The summer means holiday for music makers in Vienna. The opera houses take a two-month pause and even the artists in the musical cafes are largely on holiday.
Imagine my delight upon finding a performance of Die Fledermaus performed in the town of its première. Even better was the opportunity to see this operetta in the Schönbrunn palace theatre. Opened in the palace grounds in 1747, this ornate building was home to Empress Marie Theresa’s private theatre.
Surrounded by gilt and glittering chandeliers, the young cast from University for Music and Performing Arts in Vienna could have easily been outshone. Happily, this couldn’t be further from the case; this performance of Die Fledermaus was a great showcase for all involved.

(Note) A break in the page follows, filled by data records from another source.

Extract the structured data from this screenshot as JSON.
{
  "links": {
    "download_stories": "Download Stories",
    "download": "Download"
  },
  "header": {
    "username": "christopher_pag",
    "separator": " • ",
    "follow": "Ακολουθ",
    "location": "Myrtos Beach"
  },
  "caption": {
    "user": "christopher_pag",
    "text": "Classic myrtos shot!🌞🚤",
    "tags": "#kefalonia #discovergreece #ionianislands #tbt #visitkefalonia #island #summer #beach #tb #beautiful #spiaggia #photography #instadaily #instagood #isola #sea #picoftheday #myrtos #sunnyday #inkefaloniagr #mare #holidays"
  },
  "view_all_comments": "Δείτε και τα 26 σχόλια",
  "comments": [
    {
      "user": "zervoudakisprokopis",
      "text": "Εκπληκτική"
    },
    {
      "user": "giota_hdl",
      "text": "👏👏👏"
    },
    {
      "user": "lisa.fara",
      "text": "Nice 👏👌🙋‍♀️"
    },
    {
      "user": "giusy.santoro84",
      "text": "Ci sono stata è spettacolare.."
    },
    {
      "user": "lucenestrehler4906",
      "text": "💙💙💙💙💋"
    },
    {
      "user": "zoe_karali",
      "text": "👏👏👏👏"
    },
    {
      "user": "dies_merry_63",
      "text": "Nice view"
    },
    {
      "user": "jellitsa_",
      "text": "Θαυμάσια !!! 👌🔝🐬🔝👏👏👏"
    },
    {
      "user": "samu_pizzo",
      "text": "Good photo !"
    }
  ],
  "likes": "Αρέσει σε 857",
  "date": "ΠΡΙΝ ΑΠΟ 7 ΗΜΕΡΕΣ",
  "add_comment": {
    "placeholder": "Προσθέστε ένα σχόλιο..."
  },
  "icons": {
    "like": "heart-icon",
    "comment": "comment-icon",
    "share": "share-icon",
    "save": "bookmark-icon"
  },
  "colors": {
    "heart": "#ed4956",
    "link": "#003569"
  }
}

Set upon a giant red helix (which helpfully provides multiple levels and a convenient gaol for act 3), the action whizzes by. Khatarina Czernin’s choreography shows off the opera singers' physical agility as they throw themselves about the set. Eisenstein and Dr Falke even enact flying army rolls over a desk before jumping up to sing with no detrimental effect.
Beverly Blakenship (director) adds a layer of magic to the story; Falke controls the action with a letter sent here and a shower of glitter there. He cues the orchestra, and dances along to the overture. This touch allows for streamlined dialogue and well-paced action. Blakenship also fills the show with satisfying details: the maid Adele cannot help but leap for thrown shoes and coats, even when posing as a famous actress.
There is wonderful singing from all, but it is the trio of female leads who vocally steal the show. Mareike Jankowski (Prince Orlovsky) has a melting, rich tone, though lags a little in the faster tempos. Seung Hee Kim (Rosalinde) sings with sultry-sweetness, tempting all men that come near. Brigitta Simon (Adele) is a delight, her excellent coming timing paired with effortless high notes make a dynamic package. Eisenstein (Daniel Foki) and Dr Falke (Christoph Filler) have enough energy to keep the show buoyant and along with Frank (Michael Nagl) make a hilarious trio.
The Schönbrunn Festival Orchestra captures the Vienese spirit under the baton of Guido Mancusi. They add musical sparkle with joyous flexibility and break-neck speeds. Sadly, the final chords of each number fail to resonate and leave the audience feel a little dampened at the exact moment they wish to applaud.
This is a thoroughly entertaining evening, and a chance to see singers who look set to have glittering futures. Whilst the other musicians holiday, it’s a rare treat to enjoy Die Fledermaus in its birthplace coupled with the breathtaking surroundings of the Schönbrunn Palace.
Reviewer: Louise Lewis